Day In a Page

Abuse - and the hell that came afterwards

Abuse - and the hell that follows

James Rhodes on the extraordinary legal battle to publish his memoir
Why we need a 'tranquility map' of England, according to campaigners

It's oh so quiet!

The case for a 'tranquility map' of England
'Timeless fashion': It may be a paradox, but the industry loves it

'Timeless fashion'

It may be a paradox, but the industry loves it
If the West needs a bridge to the 'moderates' inside Isis, maybe we could have done with Osama bin Laden staying alive after all

Could have done with Osama bin Laden staying alive?

Robert Fisk on the Fountainheads of World Evil in 2011 - and 2015
New exhibition celebrates the evolution of swimwear

Evolution of swimwear

From bathing dresses in the twenties to modern bikinis
Sun, sex and an anthropological study: One British academic's summer of hell in Magaluf

Sun, sex and an anthropological study

One academic’s summer of hell in Magaluf
From Shakespeare to Rising Damp... to Vicious

Frances de la Tour's 50-year triumph

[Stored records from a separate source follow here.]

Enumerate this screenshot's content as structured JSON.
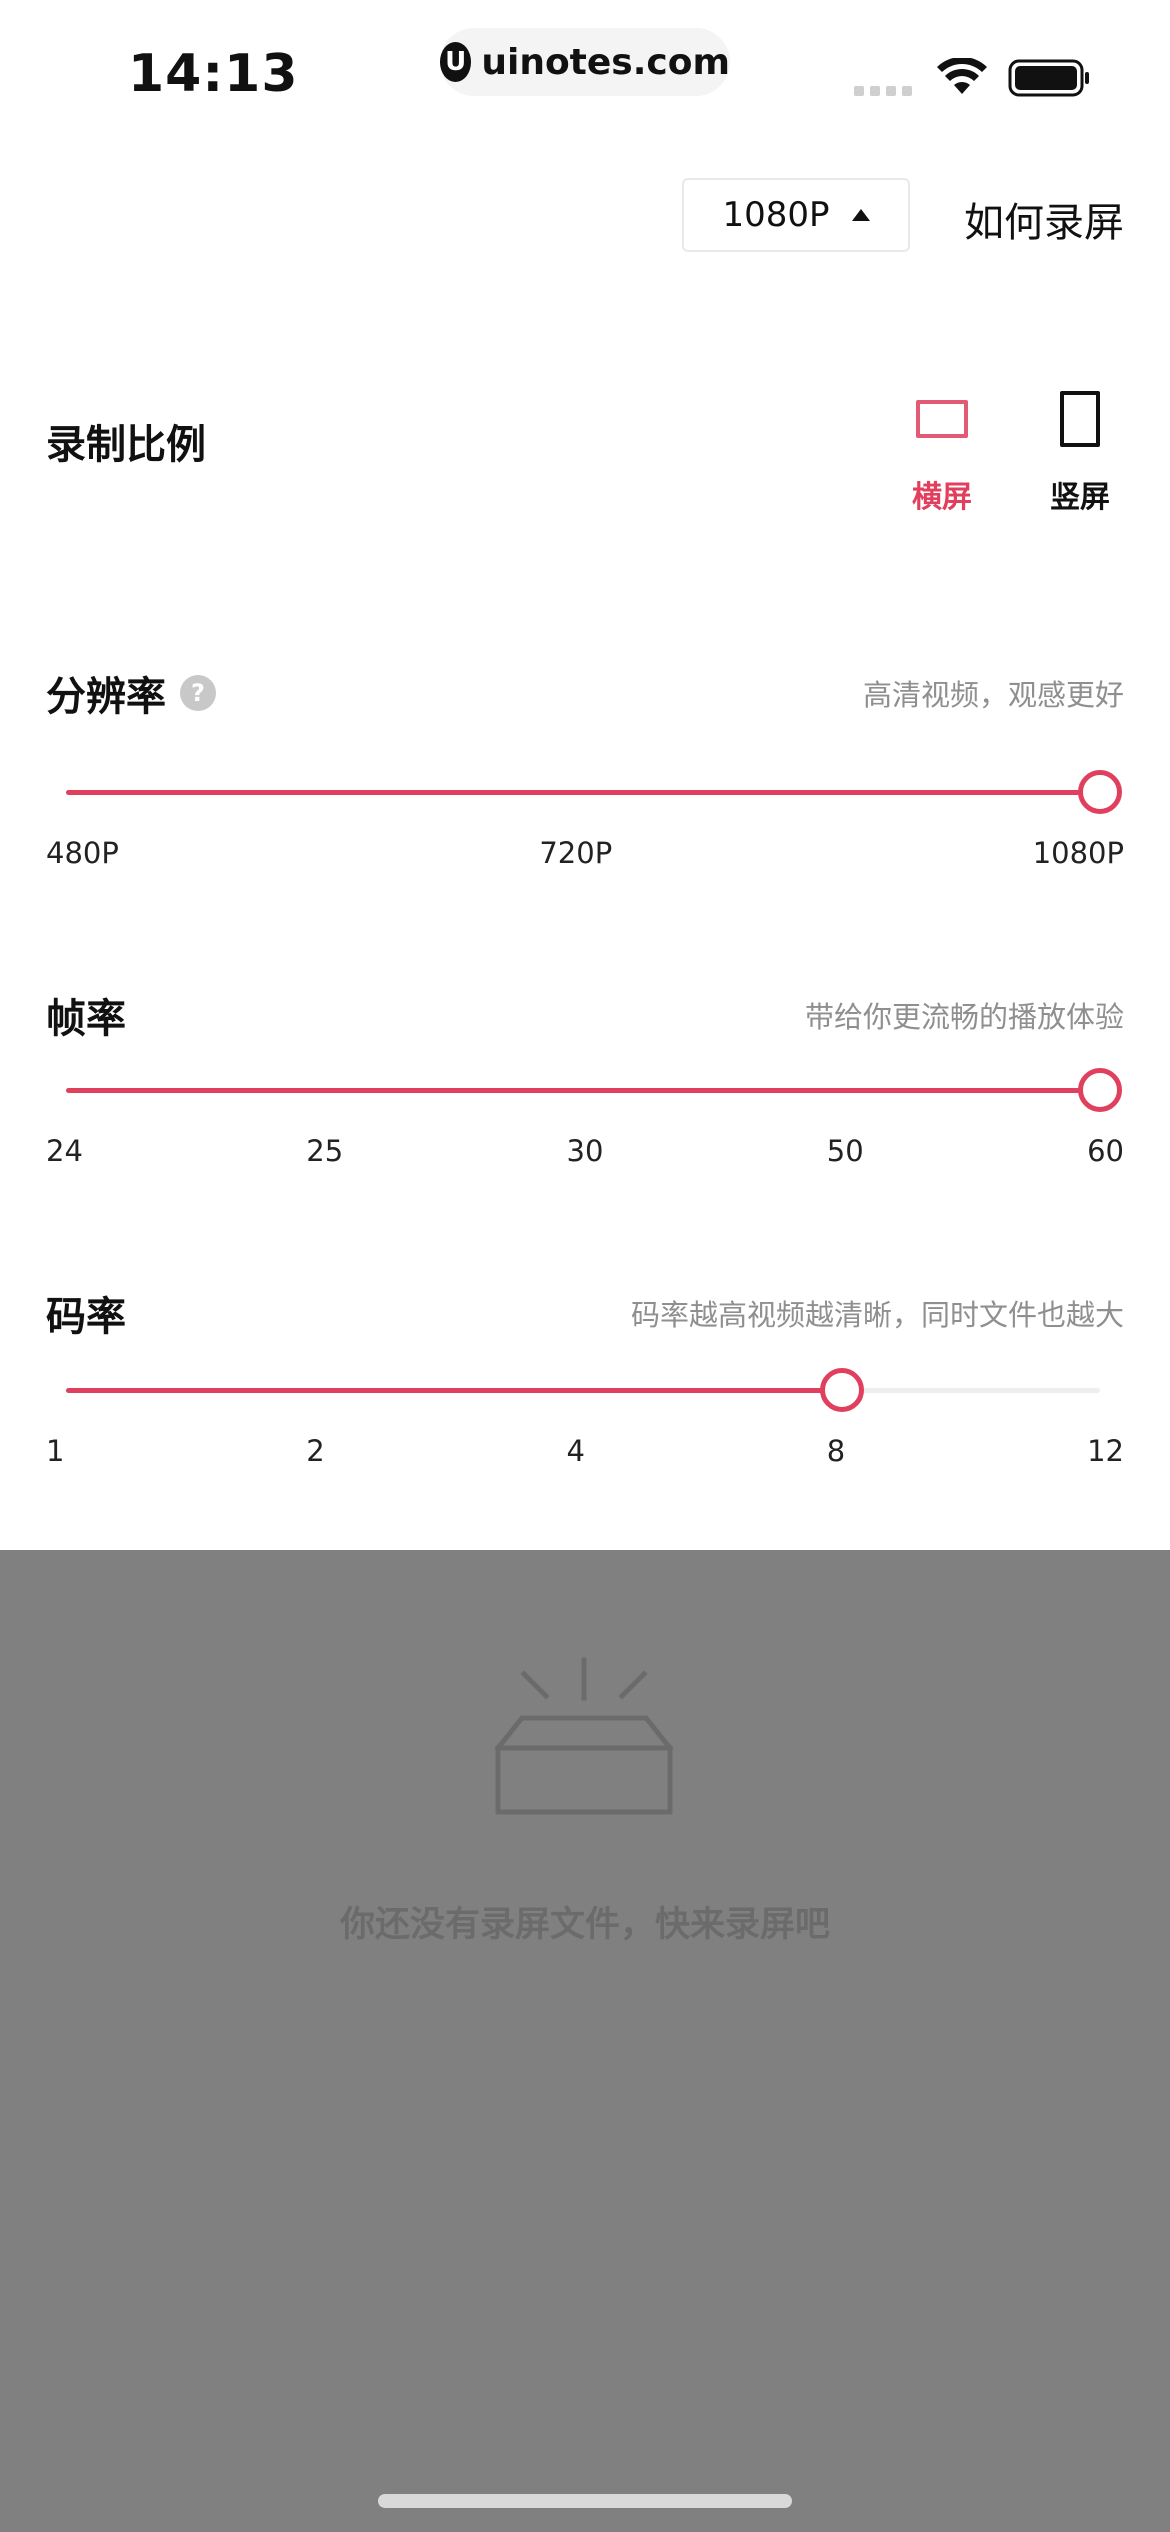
{
  "status_bar": {
    "time": "14:13",
    "url": "uinotes.com",
    "url_logo_letter": "U"
  },
  "header": {
    "resolution_dropdown": "1080P",
    "how_to_record": "如何录屏"
  },
  "ratio": {
    "title": "录制比例",
    "options": [
      {
        "label": "横屏",
        "icon": "landscape-rect-icon",
        "active": true
      },
      {
        "label": "竖屏",
        "icon": "portrait-rect-icon",
        "active": false
      }
    ]
  },
  "resolution": {
    "title": "分辨率",
    "help_icon": "?",
    "hint": "高清视频，观感更好",
    "ticks": [
      "480P",
      "720P",
      "1080P"
    ],
    "selected_index": 2
  },
  "frame_rate": {
    "title": "帧率",
    "hint": "带给你更流畅的播放体验",
    "ticks": [
      "24",
      "25",
      "30",
      "50",
      "60"
    ],
    "selected_index": 4
  },
  "bit_rate": {
    "title": "码率",
    "hint": "码率越高视频越清晰，同时文件也越大",
    "ticks": [
      "1",
      "2",
      "4",
      "8",
      "12"
    ],
    "selected_index": 3
  },
  "empty_state": {
    "icon": "empty-box-icon",
    "message": "你还没有录屏文件，快来录屏吧"
  },
  "colors": {
    "accent": "#e0405d",
    "overlay": "#808080"
  }
}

'Rising Damp' brought De la Tour such recognition that she could be forgiven if she'd never been able to move on. But at 70, she continues to flourish - and to beguile
'That Whitsun, I was late getting away...'

Ian McMillan on the Whitsun Weddings

This weekend is Whitsun, and while the festival may no longer resonate, Larkin's best-loved poem, lives on - along with the train journey at the heart of it
Kathryn Williams explores the works and influences of Sylvia Plath in a new light

Songs from the bell jar

Kathryn Williams explores the works and influences of Sylvia Plath
How one man's day in high heels showed him that Cannes must change its 'no flats' policy

One man's day in high heels

...showed him that Cannes must change its 'flats' policy
Is a quiet crusade to reform executive pay bearing fruit?

Is a quiet crusade to reform executive pay bearing fruit?

Dominic Rossi of Fidelity says his pressure on business to control rewards is working. But why aren’t other fund managers helping?
The King David Hotel gives precious work to Palestinians - unless peace talks are on

King David Hotel: Palestinians not included

The King David is special to Jerusalem. Nick Kochan checked in and discovered it has some special arrangements, too
More people moving from Australia to New Zealand than in the other direction for first time in 24 years

End of the Aussie brain drain

More people moving from Australia to New Zealand than in the other direction for first time in 24 years
Meditation is touted as a cure for mental instability but can it actually be bad for you?

Can meditation be bad for you?

Researching a mass murder, Dr Miguel Farias discovered that, far from bringing inner peace, meditation can leave devotees in pieces
Eurovision 2015: Australians will be cheering on their first-ever entrant this Saturday

Australia's first-ever Eurovision entrant

Australia, a nation of kitsch-worshippers, has always loved the Eurovision Song Contest. Maggie Alderson says it'll fit in fine